If Americanisation has lately gathered pace, the ever more “presidential” nature of British elections is the obvious reason why. In theory, these are no more than the sum total of 650 simultaneous constituency campaigns; in practice, they revolve almost exclusively around the respective party leaders, who might as well be White House candidates. The influx of high-powered (and high-priced) US campaign talent is thus anything but surprising.
In terms of modern political technology, McKenzie’s swingometer is a stone age flint compared to a thermonuclear device. And as with nuclear weapons, the Americans are market leaders in the science of elections: the use of the internet and social media to mobilise activists, target voters and get them to the polling stations.
But as so often in Anglo-American relations, cultural affinities have their limits. In the US, the top political consultants are celebrities in their own right. Stereotype dictates that they must be possessed of ruthlessness, manic energy and a limitless appetite for late-night pizza. They must be spectacularly profane. They must be masters not only of the dark arts of push polling and dirty tricks, but also of the slick phrases by which campaigns are remembered, and perhaps won and lost too: George W Bush’s “compassionate conservatism”, for instance, or Ronald Reagan’s “It’s morning in America”.
The best of them – such as the 1980s Republican operative Lee Atwater; or James Carville, the “Ragin’ Cajun” of Clinton’s campaigns; Karl Rove (aka “Bush’s brain”); and most recently Axelrod and Messina – become part of US political legend.

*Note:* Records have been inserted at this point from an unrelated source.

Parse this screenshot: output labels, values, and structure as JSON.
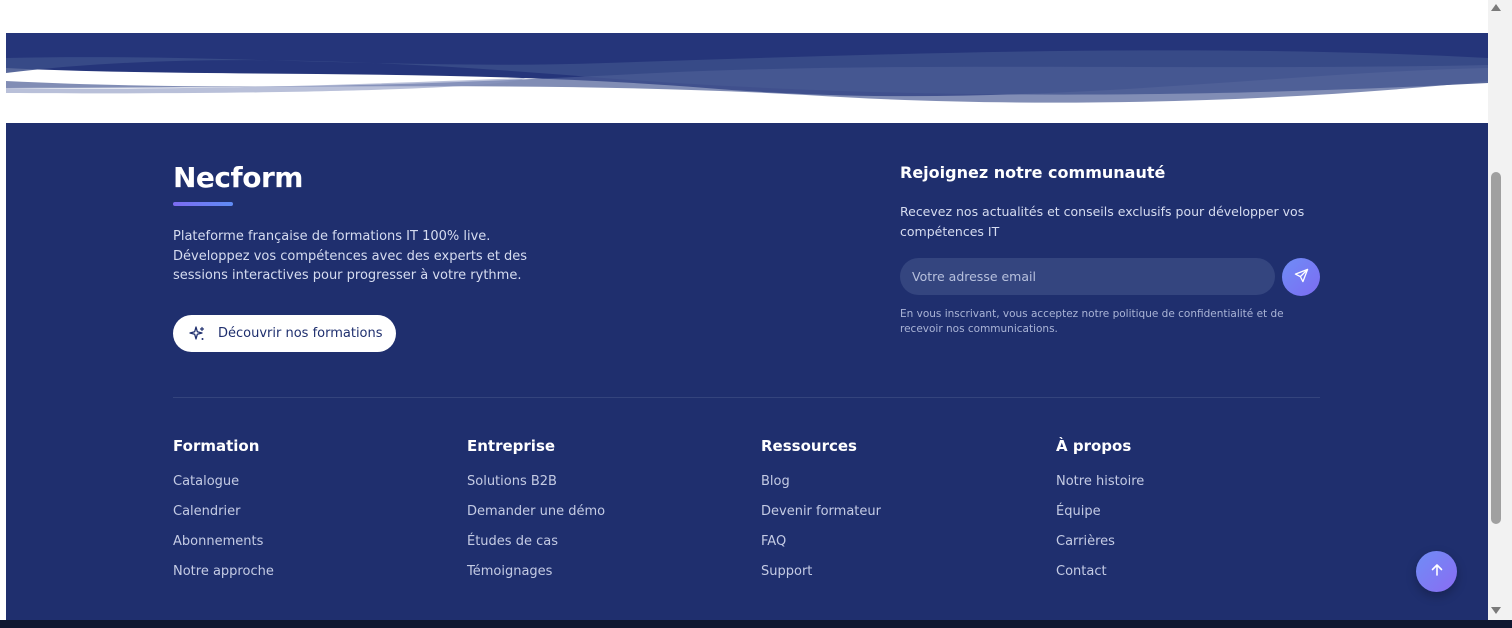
{
  "colors": {
    "footer_bg": "#1f2f6e",
    "accent_gradient_start": "#7c6cf2",
    "accent_gradient_end": "#5f8cf5",
    "text_muted": "#d6dcf0"
  },
  "brand": {
    "name": "Necform",
    "description": "Plateforme française de formations IT 100% live. Développez vos compétences avec des experts et des sessions interactives pour progresser à votre rythme.",
    "cta_label": "Découvrir nos formations",
    "cta_icon": "sparkles-icon"
  },
  "newsletter": {
    "title": "Rejoignez notre communauté",
    "description": "Recevez nos actualités et conseils exclusifs pour développer vos compétences IT",
    "email_placeholder": "Votre adresse email",
    "email_value": "",
    "send_icon": "send-icon",
    "legal": "En vous inscrivant, vous acceptez notre politique de confidentialité et de recevoir nos communications."
  },
  "columns": [
    {
      "title": "Formation",
      "links": [
        "Catalogue",
        "Calendrier",
        "Abonnements",
        "Notre approche"
      ]
    },
    {
      "title": "Entreprise",
      "links": [
        "Solutions B2B",
        "Demander une démo",
        "Études de cas",
        "Témoignages"
      ]
    },
    {
      "title": "Ressources",
      "links": [
        "Blog",
        "Devenir formateur",
        "FAQ",
        "Support"
      ]
    },
    {
      "title": "À propos",
      "links": [
        "Notre histoire",
        "Équipe",
        "Carrières",
        "Contact"
      ]
    }
  ],
  "scroll_top_icon": "arrow-up-icon"
}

And if the world they inhabit feels like Hollywood, where life and art imitate each other shamelessly, that’s because it is.
The 1992 Clinton campaign spawned an acclaimed documentary, The War Room, featuring Carville, George Stephanopoulos et al. It also was the inspiration for the hit movie Primary Colors, based on Joe Klein’s roman à clef of the same name, in which Billy Bob Thornton played to perfection a cut-throat, redneck political consultant modelled on Carville.

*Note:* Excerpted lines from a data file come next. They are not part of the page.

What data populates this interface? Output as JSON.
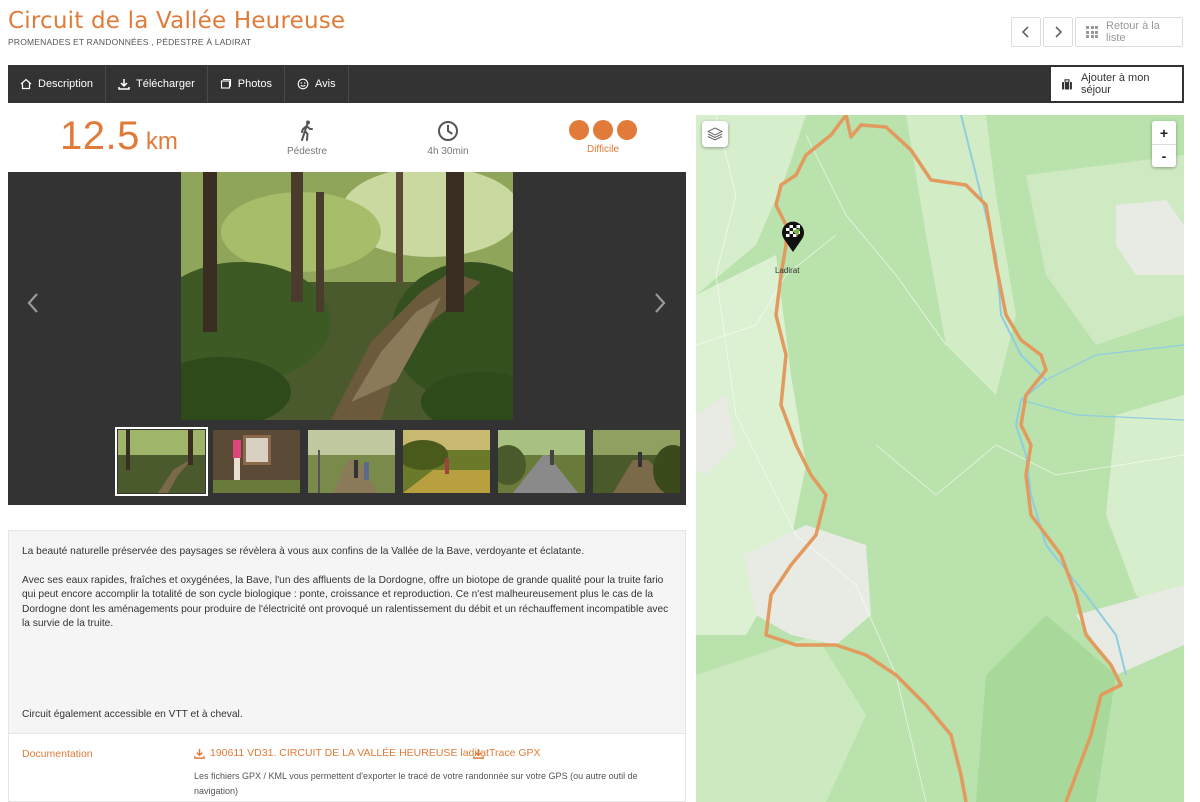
{
  "header": {
    "title": "Circuit de la Vallée Heureuse",
    "subtitle": "PROMENADES ET RANDONNÉES ,  PÉDESTRE À LADIRAT",
    "back_label": "Retour à la liste",
    "prev_icon": "chevron-left-icon",
    "next_icon": "chevron-right-icon"
  },
  "tabs": [
    {
      "label": "Description",
      "icon": "home-icon"
    },
    {
      "label": "Télécharger",
      "icon": "download-icon"
    },
    {
      "label": "Photos",
      "icon": "photos-icon"
    },
    {
      "label": "Avis",
      "icon": "smiley-icon"
    }
  ],
  "sejour_label": "Ajouter à mon séjour",
  "stats": {
    "distance_value": "12.5",
    "distance_unit": "km",
    "mode": "Pédestre",
    "duration": "4h 30min",
    "difficulty": "Difficile",
    "difficulty_level": 3
  },
  "gallery": {
    "thumbnail_count": 6,
    "active_index": 0
  },
  "description": {
    "p1": "La beauté naturelle préservée des paysages se révèlera à vous aux confins de la Vallée de la Bave, verdoyante et éclatante.",
    "p2": "Avec ses eaux rapides, fraîches et oxygénées, la Bave, l'un des affluents de la Dordogne, offre un biotope de grande qualité pour la truite fario qui peut encore accomplir la totalité de son cycle biologique : ponte, croissance et reproduction. Ce n'est malheureusement plus le cas de la Dordogne dont les aménagements pour produire de l'électricité ont provoqué un ralentissement du débit et un réchauffement incompatible avec la survie de la truite.",
    "p3": "Circuit également accessible en VTT et à cheval."
  },
  "documentation": {
    "label": "Documentation",
    "file1": "190611 VD31. CIRCUIT DE LA VALLÉE HEUREUSE ladirat",
    "file2": "Trace GPX",
    "note": "Les fichiers GPX / KML vous permettent d'exporter le tracé de votre randonnée sur votre GPS (ou autre outil de navigation)"
  },
  "map": {
    "marker_label": "Ladirat",
    "zoom_in": "+",
    "zoom_out": "-",
    "route_color": "#e29a5e"
  },
  "colors": {
    "accent": "#e07b39",
    "dark_bar": "#333333"
  }
}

As for George Clooney’s 2011 drama The Ides of March, the best character is the crumpled, battle-weary campaign manager portrayed by the late, great Philip Seymour Hoffman. And there’s The West Wing on TV, sprinkled with idealistic, pizza-guzzling aides, which has probably done more to shape perceptions about how American politics works than a dozen real-life presidential elections.
In Britain, though, it’s not quite like that – or not yet. Often the US political consultant is more colourful than the candidate he works for. (Take Atwater and the first president Bush.) And if they’re guns for hire, who cares? Messina is a prime example of that, although in fairness Cameron is closer ideologically to Obama than to the Republicans, the Tories’ supposed American counterparts.

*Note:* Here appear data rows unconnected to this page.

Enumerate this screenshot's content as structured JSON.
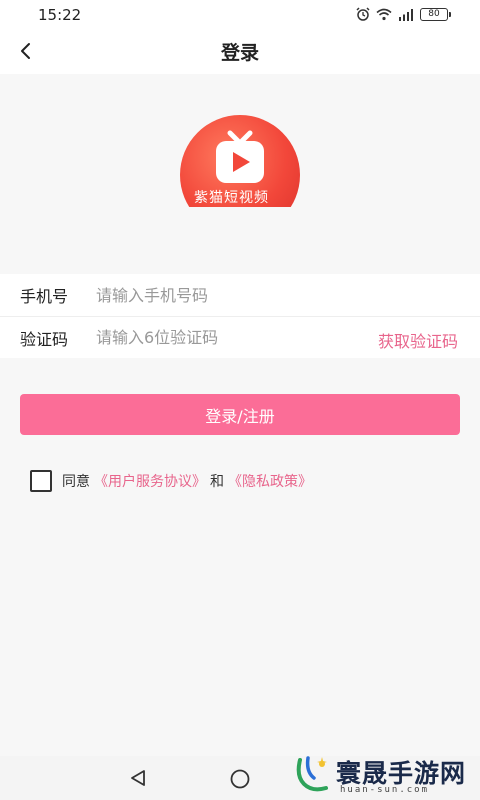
{
  "status_bar": {
    "time": "15:22",
    "battery": "80",
    "icons": [
      "alarm-icon",
      "wifi-icon",
      "signal-icon",
      "battery-icon"
    ]
  },
  "header": {
    "title": "登录",
    "back_icon": "back-arrow-icon"
  },
  "logo": {
    "caption": "紫猫短视频",
    "icon": "tv-play-icon"
  },
  "form": {
    "phone_label": "手机号",
    "phone_placeholder": "请输入手机号码",
    "phone_value": "",
    "code_label": "验证码",
    "code_placeholder": "请输入6位验证码",
    "code_value": "",
    "get_code_label": "获取验证码"
  },
  "login_button": {
    "label": "登录/注册"
  },
  "agreement": {
    "checked": false,
    "prefix": "同意",
    "service_link": "《用户服务协议》",
    "and": "和",
    "privacy_link": "《隐私政策》"
  },
  "system_nav": {
    "back_icon": "triangle-back-icon",
    "home_icon": "circle-home-icon"
  },
  "watermark": {
    "name": "寰晟手游网",
    "url": "huan-sun.com"
  },
  "colors": {
    "accent": "#fb6d97",
    "link": "#e8658c",
    "logo_red": "#f2473a",
    "background": "#f7f7f7"
  }
}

By comparison, our politics retain a certain staidness. And however popular The West Wing is among British viewers, we don’t like the idea of our system being run by foreigners, even good-humoured souls such as David Axelrod, let alone by the Roves of this world, still tainted by the Dubya connection. So we may not be hearing too much more of Messrs Axelrod and Messina. Both will apparently be doing much of their work from the US, so don’t look out for them on the hustings in Leeds South East, or in post-debate spin rooms at Westminster.
And will they really have an impact? Do political consultants really make a difference, even on home turf? In Axelrod’s case, he indubitably did – but not in terms of helping his boss to beat Republicans John McCain and Mitt Romney to win the White House.
His real feat was to have helped mastermind Obama’s victory in the 2008 primaries, against all the initial odds, over Hillary Clinton. By the time the election rolled around in November, Bush fatigue and the economic meltdown meant that Obama was as much a shoo-in as Blair in Britain 11 years earlier – when Caligula’s horse might have won Labour a landslide and the cleverest, most ruthless consultant on earth couldn’t have saved John Major.